Me and Grandma, my brother and Camilla Wick (Family Photo)
Me and Grandma, my brother and Camilla Wick (Family Photo)

During the Vietnam war, many draftees from the United States who escaped to Canada were looking for jobs and food. My great-grandmother helped some of them with what little they could give. The people who avoided the war were not the only people they helped though; if somebody needed help, they gave it to them. Yet, sadness struck when Norman at the age of sixty-eight passed away due to cancer. After his death, Camilla stayed on the farm for many years. After quite awhile, she moved to a nearby small town called Birch Hills. This is where she spent the remainder of her life. She passed away at the age of ninety-five.

Camilla Wick was a person who used a small bit of bravery found in every one of us, possessed perseverance to follow her difficult dream and was kind and patient to her five children. She traveled away from home, to a land she had never been to before and she still found it inside herself to love someone. She was a selfless woman to have helped so many people when they needed somewhere to stay, some food and some work. Even though she had so little to give, she gave anything that she could. All of these traits are what make me believe that she was a hero. Camilla Wick was a wonderful woman and I am honoured to have met her before she passed away.

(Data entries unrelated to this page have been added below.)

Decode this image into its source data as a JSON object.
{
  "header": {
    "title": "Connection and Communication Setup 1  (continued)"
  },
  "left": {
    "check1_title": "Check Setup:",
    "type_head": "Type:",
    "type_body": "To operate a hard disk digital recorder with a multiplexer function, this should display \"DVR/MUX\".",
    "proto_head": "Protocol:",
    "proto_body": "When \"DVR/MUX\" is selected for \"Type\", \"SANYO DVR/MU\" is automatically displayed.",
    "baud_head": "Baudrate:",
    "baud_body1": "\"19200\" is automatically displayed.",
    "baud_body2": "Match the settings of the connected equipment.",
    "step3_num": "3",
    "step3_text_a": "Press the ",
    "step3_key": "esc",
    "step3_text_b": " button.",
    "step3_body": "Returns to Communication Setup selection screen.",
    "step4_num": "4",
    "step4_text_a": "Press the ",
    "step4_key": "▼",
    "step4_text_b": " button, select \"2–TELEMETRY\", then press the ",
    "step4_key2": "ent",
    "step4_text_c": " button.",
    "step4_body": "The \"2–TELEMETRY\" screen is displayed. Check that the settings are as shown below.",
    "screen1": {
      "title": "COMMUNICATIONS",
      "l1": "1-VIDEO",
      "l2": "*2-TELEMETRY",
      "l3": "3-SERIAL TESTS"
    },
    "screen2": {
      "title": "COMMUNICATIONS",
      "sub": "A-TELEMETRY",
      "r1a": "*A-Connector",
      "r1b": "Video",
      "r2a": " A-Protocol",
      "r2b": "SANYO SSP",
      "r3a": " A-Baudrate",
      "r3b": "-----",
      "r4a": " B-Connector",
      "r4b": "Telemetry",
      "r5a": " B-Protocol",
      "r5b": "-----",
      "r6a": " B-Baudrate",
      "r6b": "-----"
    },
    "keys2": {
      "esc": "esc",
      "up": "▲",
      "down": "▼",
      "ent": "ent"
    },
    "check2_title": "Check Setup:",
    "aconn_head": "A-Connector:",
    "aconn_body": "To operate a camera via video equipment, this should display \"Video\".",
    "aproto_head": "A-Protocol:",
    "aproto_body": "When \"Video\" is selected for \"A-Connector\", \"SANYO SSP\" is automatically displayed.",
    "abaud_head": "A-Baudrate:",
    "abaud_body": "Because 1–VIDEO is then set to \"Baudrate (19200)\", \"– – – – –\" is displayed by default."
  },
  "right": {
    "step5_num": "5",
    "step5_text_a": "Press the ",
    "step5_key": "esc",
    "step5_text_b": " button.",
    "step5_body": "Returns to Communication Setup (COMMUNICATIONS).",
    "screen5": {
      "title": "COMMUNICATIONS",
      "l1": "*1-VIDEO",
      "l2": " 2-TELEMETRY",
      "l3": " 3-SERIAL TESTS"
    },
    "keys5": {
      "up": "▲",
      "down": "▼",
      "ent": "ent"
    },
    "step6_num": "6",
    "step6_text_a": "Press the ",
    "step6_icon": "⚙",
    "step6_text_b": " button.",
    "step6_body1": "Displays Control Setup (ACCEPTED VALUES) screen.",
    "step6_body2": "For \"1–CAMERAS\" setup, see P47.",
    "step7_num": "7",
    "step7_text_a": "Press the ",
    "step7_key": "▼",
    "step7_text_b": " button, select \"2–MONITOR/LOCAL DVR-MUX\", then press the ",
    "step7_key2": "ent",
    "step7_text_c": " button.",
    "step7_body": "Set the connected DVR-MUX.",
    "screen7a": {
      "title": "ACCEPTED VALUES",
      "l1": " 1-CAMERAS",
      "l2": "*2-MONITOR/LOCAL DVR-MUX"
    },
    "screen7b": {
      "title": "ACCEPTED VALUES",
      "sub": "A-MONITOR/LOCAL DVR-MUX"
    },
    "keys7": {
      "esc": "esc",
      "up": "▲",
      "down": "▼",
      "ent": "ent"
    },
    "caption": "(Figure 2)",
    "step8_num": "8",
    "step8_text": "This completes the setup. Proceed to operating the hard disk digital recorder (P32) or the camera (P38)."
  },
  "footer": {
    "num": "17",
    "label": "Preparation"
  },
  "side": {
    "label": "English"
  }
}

Page created on 10/25/2011 12:00:00 AM

Last edited 10/25/2011 12:00:00 AM

The beliefs, viewpoints and opinions expressed in this hero submission on the website are those of the author and do not necessarily reflect the beliefs, viewpoints and opinions of The MY HERO Project and its staff.

Related Links

Wikipedia, the free Encyclopedia - Description of the Vietnam War
A Hundred Years of Immigration to Canada - A history of Canadian Immigration
The Canadian Encyclopedia - An Article on the Great Depression

Extra Info

References/Bibliography: I talked to my dad and to my grandmother.